"Garfield's speech was so elegant and beautiful they nominated him instead of Sherman," Baker said, adding that it is unlikely something like that would happen again. "I cannot imagine that the people in Tampa, after Christie's speech, would turn on Romney and say this is the guy we want."
McHugh, who covered the 1988 GOP convention for The Associated Press, also points to Kean's speech.
"He wasn't known as a great orator, but he had a reputation as a great governor and he also had a deep personal relationship with (George H.W.) Bush so he gave a good speech," McHugh said.
But Baker said a speech like Kean's wouldn't go over well now.
"There's a situation in where a man's personality really did come through - an absolutely generous, spirited, big-hearted man and he gave that kind of speech," Baker said. "But I think the Republican party of today would find it insipid and kind of Pollyanna-ish."
In his speech, Kean criticized the Democrats for changing the colors on the American flag to pink, azure and eggshell because it looked better on television.
"Well I don't know about you, but I believe Americans, Democrat and Republican alike, have no use for pastel patriotism," Kean said.
McHugh said the statement seemed out of character for Kean, who was known for his bipartisanship.
"You have to give a good speech, but you also have to do as you're told," he said. "Tom Kean, I don't think would have used the phrase 'pastel patriotism' himself, although he was a very, very dyed-in-the-wool Republican."

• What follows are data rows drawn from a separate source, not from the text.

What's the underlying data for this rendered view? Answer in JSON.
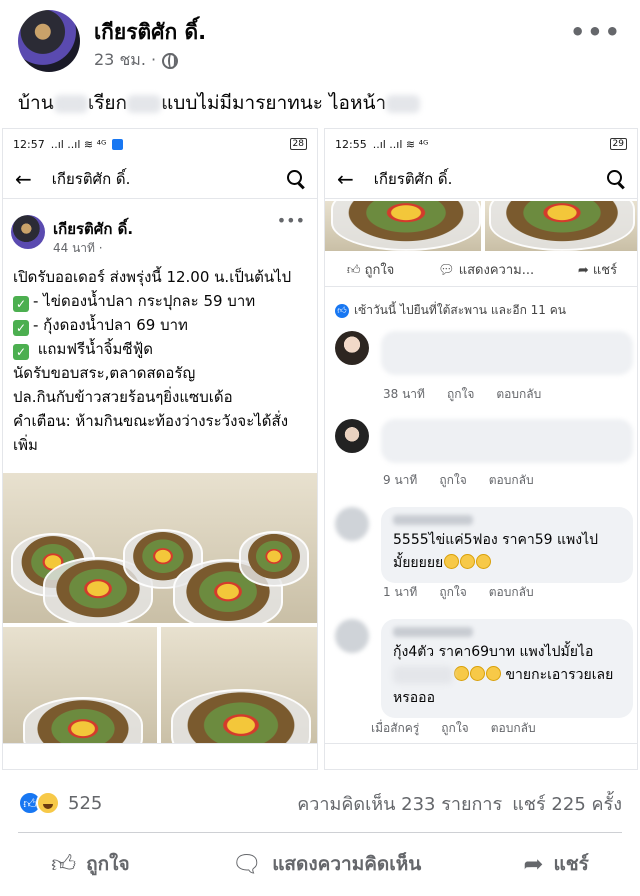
{
  "post": {
    "author": "เกียรติศัก ดิ์.",
    "time": "23 ชม. ·",
    "more": "•••",
    "caption_a": "บ้าน",
    "caption_b": "เรียก",
    "caption_c": "แบบไม่มีมารยาทนะ ไอหน้า"
  },
  "left_pane": {
    "status_time": "12:57",
    "status_signal": "..ıl ..ıl ≋ ⁴ᴳ",
    "battery": "28",
    "nav_title": "เกียรติศัก ดิ์.",
    "author": "เกียรติศัก ดิ์.",
    "time": "44 นาที ·",
    "more": "•••",
    "lines": [
      "เปิดรับออเดอร์ ส่งพรุ่งนี้ 12.00 น.เป็นต้นไป",
      "- ไข่ดองน้ำปลา กระปุกละ  59 บาท",
      "- กุ้งดองน้ำปลา 69 บาท",
      " แถมฟรีน้ำจิ้มซีฟู้ด",
      "นัดรับขอบสระ,ตลาดสดอรัญ",
      "ปล.กินกับข้าวสวยร้อนๆยิ่งแซบเด้อ",
      "คำเตือน: ห้ามกินขณะท้องว่างระวังจะได้สั่ง",
      "เพิ่ม"
    ]
  },
  "right_pane": {
    "status_time": "12:55",
    "status_signal": "..ıl ..ıl ≋ ⁴ᴳ",
    "battery": "29",
    "nav_title": "เกียรติศัก ดิ์.",
    "actions": [
      "ถูกใจ",
      "แสดงความ...",
      "แชร์"
    ],
    "likes_text": "เซ้าวันนี้ ไปยืนที่ใต้สะพาน และอีก 11 คน",
    "comments": [
      {
        "time": "38 นาที",
        "like": "ถูกใจ",
        "reply": "ตอบกลับ"
      },
      {
        "time": "9 นาที",
        "like": "ถูกใจ",
        "reply": "ตอบกลับ"
      },
      {
        "text1": "5555ไข่แค่5ฟอง ราคา59 แพงไป",
        "text2": "มั้ยยยยย",
        "time": "1 นาที",
        "like": "ถูกใจ",
        "reply": "ตอบกลับ"
      },
      {
        "text1": "กุ้ง4ตัว ราคา69บาท แพงไปมั้ยไอ",
        "text2": "ขายกะเอารวยเลย",
        "text3": "หรอออ",
        "time": "เมื่อสักครู่",
        "like": "ถูกใจ",
        "reply": "ตอบกลับ"
      }
    ]
  },
  "stats": {
    "reactions_count": "525",
    "comments_count": "ความคิดเห็น 233 รายการ",
    "shares_count": "แชร์ 225 ครั้ง"
  },
  "actions": {
    "like": "ถูกใจ",
    "comment": "แสดงความคิดเห็น",
    "share": "แชร์"
  }
}
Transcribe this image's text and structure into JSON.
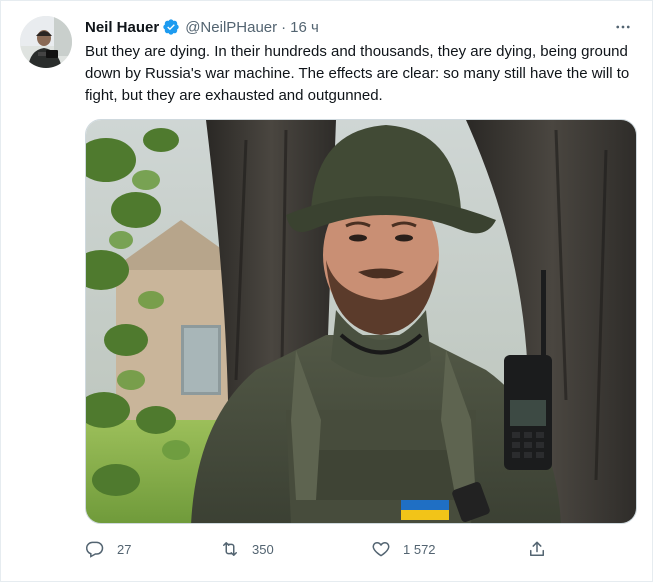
{
  "author": {
    "name": "Neil Hauer",
    "handle": "@NeilPHauer",
    "separator": "·",
    "time": "16 ч",
    "verified": true
  },
  "tweet_text": "But they are dying. In their hundreds and thousands, they are dying, being ground down by Russia's war machine. The effects are clear: so many still have the will to fight, but they are exhausted and outgunned.",
  "media": {
    "alt": "Photo of a soldier in a green bucket hat and body armor with a radio, standing in front of a tree trunk"
  },
  "actions": {
    "reply_count": "27",
    "retweet_count": "350",
    "like_count": "1 572"
  },
  "icons": {
    "verified": "verified-badge-icon",
    "more": "more-options-icon",
    "reply": "reply-icon",
    "retweet": "retweet-icon",
    "like": "heart-icon",
    "share": "share-icon"
  },
  "colors": {
    "verified": "#1d9bf0",
    "secondary_text": "#536471",
    "primary_text": "#0f1419"
  }
}
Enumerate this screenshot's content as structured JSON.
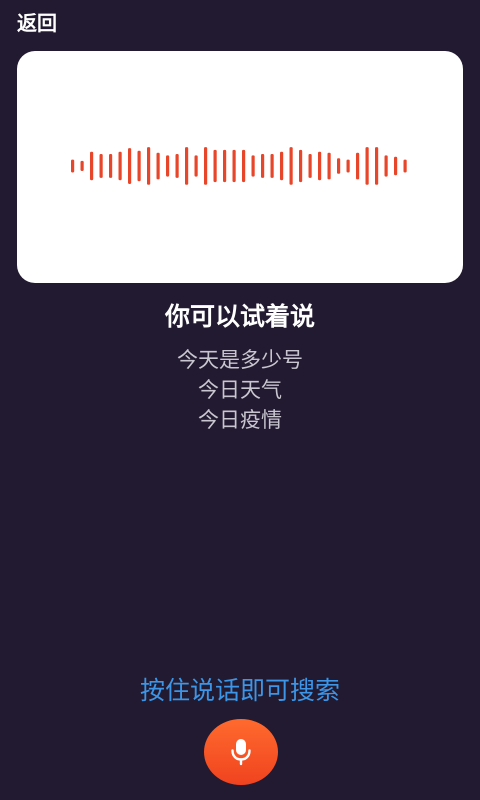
{
  "header": {
    "back_label": "返回"
  },
  "waveform": {
    "bar_color": "#e8462a",
    "levels": [
      0.28,
      0.22,
      0.62,
      0.52,
      0.52,
      0.62,
      0.78,
      0.66,
      0.82,
      0.58,
      0.46,
      0.52,
      0.82,
      0.46,
      0.82,
      0.7,
      0.7,
      0.7,
      0.7,
      0.46,
      0.52,
      0.52,
      0.62,
      0.82,
      0.7,
      0.52,
      0.62,
      0.58,
      0.34,
      0.28,
      0.58,
      0.82,
      0.82,
      0.46,
      0.4,
      0.28
    ]
  },
  "suggestions": {
    "title": "你可以试着说",
    "items": [
      "今天是多少号",
      "今日天气",
      "今日疫情"
    ]
  },
  "voice": {
    "hint": "按住说话即可搜索",
    "mic_icon": "microphone-icon"
  },
  "colors": {
    "background": "#221a30",
    "card": "#ffffff",
    "accent_blue": "#3c95e6",
    "mic_orange": "#f5552a"
  }
}
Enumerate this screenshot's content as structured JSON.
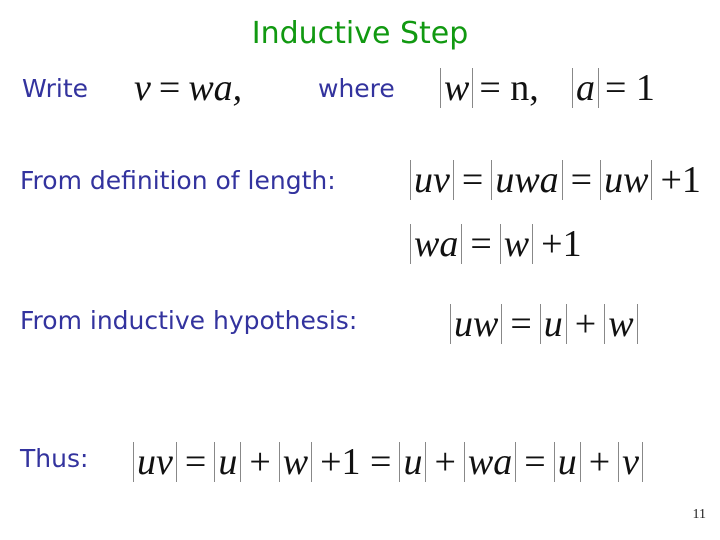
{
  "slide": {
    "title": "Inductive Step",
    "page_number": "11",
    "colors": {
      "title": "#119911",
      "label": "#33339e",
      "math": "#111111"
    },
    "line1": {
      "write_label": "Write",
      "expr": [
        "v",
        "=",
        "wa,"
      ],
      "where_label": "where",
      "cond1": {
        "abs": "w",
        "rest": "= n,"
      },
      "cond2": {
        "abs": "a",
        "rest": "= 1"
      }
    },
    "line2": {
      "label": "From definition of length:",
      "terms": [
        {
          "abs": "uv"
        },
        {
          "op": "="
        },
        {
          "abs": "uwa"
        },
        {
          "op": "="
        },
        {
          "abs": "uw"
        },
        {
          "op": "+1"
        }
      ]
    },
    "line3": {
      "terms": [
        {
          "abs": "wa"
        },
        {
          "op": "="
        },
        {
          "abs": "w"
        },
        {
          "op": "+1"
        }
      ]
    },
    "line4": {
      "label": "From inductive hypothesis:",
      "terms": [
        {
          "abs": "uw"
        },
        {
          "op": "="
        },
        {
          "abs": "u"
        },
        {
          "op": "+"
        },
        {
          "abs": "w"
        }
      ]
    },
    "line5": {
      "label": "Thus:",
      "terms": [
        {
          "abs": "uv"
        },
        {
          "op": "="
        },
        {
          "abs": "u"
        },
        {
          "op": "+"
        },
        {
          "abs": "w"
        },
        {
          "op": "+1 ="
        },
        {
          "abs": "u"
        },
        {
          "op": "+"
        },
        {
          "abs": "wa"
        },
        {
          "op": "="
        },
        {
          "abs": "u"
        },
        {
          "op": "+"
        },
        {
          "abs": "v"
        }
      ]
    }
  }
}
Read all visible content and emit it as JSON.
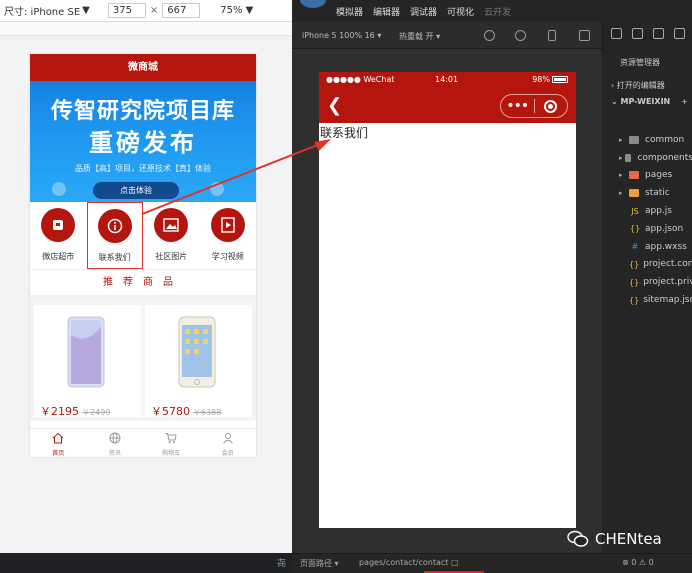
{
  "devtools": {
    "size_label": "尺寸: iPhone SE",
    "width": "375",
    "times": "×",
    "height": "667",
    "zoom": "75%"
  },
  "mall": {
    "title": "微商城",
    "banner": {
      "line1": "传智研究院项目库",
      "line2": "重磅发布",
      "line3": "品质【高】项目，还原技术【真】体验",
      "cta": "点击体验"
    },
    "categories": [
      {
        "label": "微店超市",
        "icon": "shop-icon"
      },
      {
        "label": "联系我们",
        "icon": "info-icon"
      },
      {
        "label": "社区图片",
        "icon": "image-icon"
      },
      {
        "label": "学习视频",
        "icon": "video-icon"
      }
    ],
    "recommend": "推荐商品",
    "goods": [
      {
        "price": "￥2195",
        "old_price": "￥2499"
      },
      {
        "price": "￥5780",
        "old_price": "￥6388"
      }
    ],
    "tabs": [
      {
        "label": "首页",
        "icon": "home-icon"
      },
      {
        "label": "资讯",
        "icon": "globe-icon"
      },
      {
        "label": "购物车",
        "icon": "cart-icon"
      },
      {
        "label": "会员",
        "icon": "user-icon"
      }
    ]
  },
  "wx": {
    "menu": [
      "模拟器",
      "编辑器",
      "调试器",
      "可视化",
      "云开发"
    ],
    "device": "iPhone 5 100% 16 ▾",
    "hotreload": "热重载 开 ▾",
    "status": {
      "signal": "●●●●● WeChat",
      "time": "14:01",
      "battery": "98%"
    },
    "page_text": "联系我们",
    "bottom": {
      "path_label": "页面路径 ▾",
      "path": "pages/contact/contact",
      "errors": "⊗ 0 ⚠ 0"
    }
  },
  "explorer": {
    "title": "资源管理器",
    "open_editors": "打开的编辑器",
    "project": "MP-WEIXIN",
    "items": [
      {
        "name": "common",
        "type": "folder",
        "color": "#8a8a8a"
      },
      {
        "name": "components",
        "type": "folder",
        "color": "#8a8a8a"
      },
      {
        "name": "pages",
        "type": "folder",
        "color": "#e06c4a"
      },
      {
        "name": "static",
        "type": "folder",
        "color": "#e8a13a"
      },
      {
        "name": "app.js",
        "type": "js",
        "color": "#e6c13b"
      },
      {
        "name": "app.json",
        "type": "json",
        "color": "#e6c13b"
      },
      {
        "name": "app.wxss",
        "type": "css",
        "color": "#3b8eea"
      },
      {
        "name": "project.config.json",
        "type": "json",
        "color": "#e6c13b"
      },
      {
        "name": "project.private.config.json",
        "type": "json",
        "color": "#e6c13b"
      },
      {
        "name": "sitemap.json",
        "type": "json",
        "color": "#e6c13b"
      }
    ]
  },
  "watermark": "CHENtea"
}
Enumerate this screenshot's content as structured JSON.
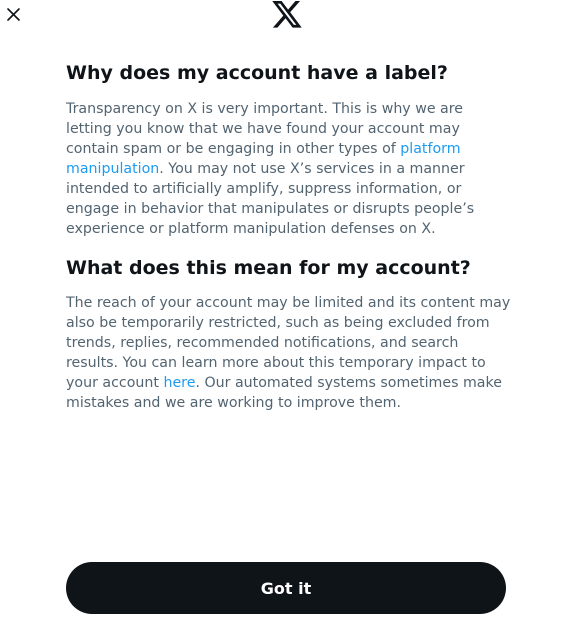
{
  "icons": {
    "close": "close-icon",
    "logo": "x-logo-icon"
  },
  "section1": {
    "heading": "Why does my account have a label?",
    "text_before_link": "Transparency on X is very important. This is why we are letting you know that we have found your account may contain spam or be engaging in other types of ",
    "link": "platform manipulation",
    "text_after_link": ". You may not use X’s services in a manner intended to artificially amplify, suppress information, or engage in behavior that manipulates or disrupts people’s experience or platform manipulation defenses on X."
  },
  "section2": {
    "heading": "What does this mean for my account?",
    "text_before_link": "The reach of your account may be limited and its content may also be temporarily restricted, such as being excluded from trends, replies, recommended notifications, and search results. You can learn more about this temporary impact to your account ",
    "link": "here",
    "text_after_link": ". Our automated systems sometimes make mistakes and we are working to improve them."
  },
  "button": {
    "label": "Got it"
  },
  "colors": {
    "text_primary": "#0f1419",
    "text_secondary": "#536471",
    "link": "#1d9bf0",
    "button_bg": "#0f1419",
    "button_text": "#ffffff",
    "background": "#ffffff"
  }
}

New York Gov. Mario Cuomo's 1984 keynote also made an impression that left people talking about him as a possible Democratic presidential candidate up until 2000, McHugh said.
"The guy was gifted as an orator; not that many politicians are anymore," he said.
While Christie can command a crowd, McHugh said his style is markedly different from Cuomo's.
"Cuomo was sort of classically elegant, almost in the academic tradition of rhetoric," he said. "The words sort of rolled off his tongue."
Both Baker and McHugh describe Christie's blunt style in one word — "Jersey."
"The governor does have a tendency to go over the top," Baker said. "With a prepared statement though, I think he will be restrained. But he's got to have red meat in that speech, too, for the conservatives."
And while Baker said convention speeches are usually heavily vetted, the goal is also for the speaker's personality to shine through. Christie's speech will ultimately go through the Romney campaign for final approval.
"Clearly, the person who draws that assignment is basically getting the leg up on everybody for the party nomination four years hence," Baker said. "There's a very strong tendency not to blow it, to really do a good job."
McHugh said personality is the reason GOP presidential candidate Mitt Romney gave Christie the keynote.
"They picked him because he's Jersey, but he can't be calling Obama an idiot or a nut job," said McHugh, adding after a pause: "Or maybe he will."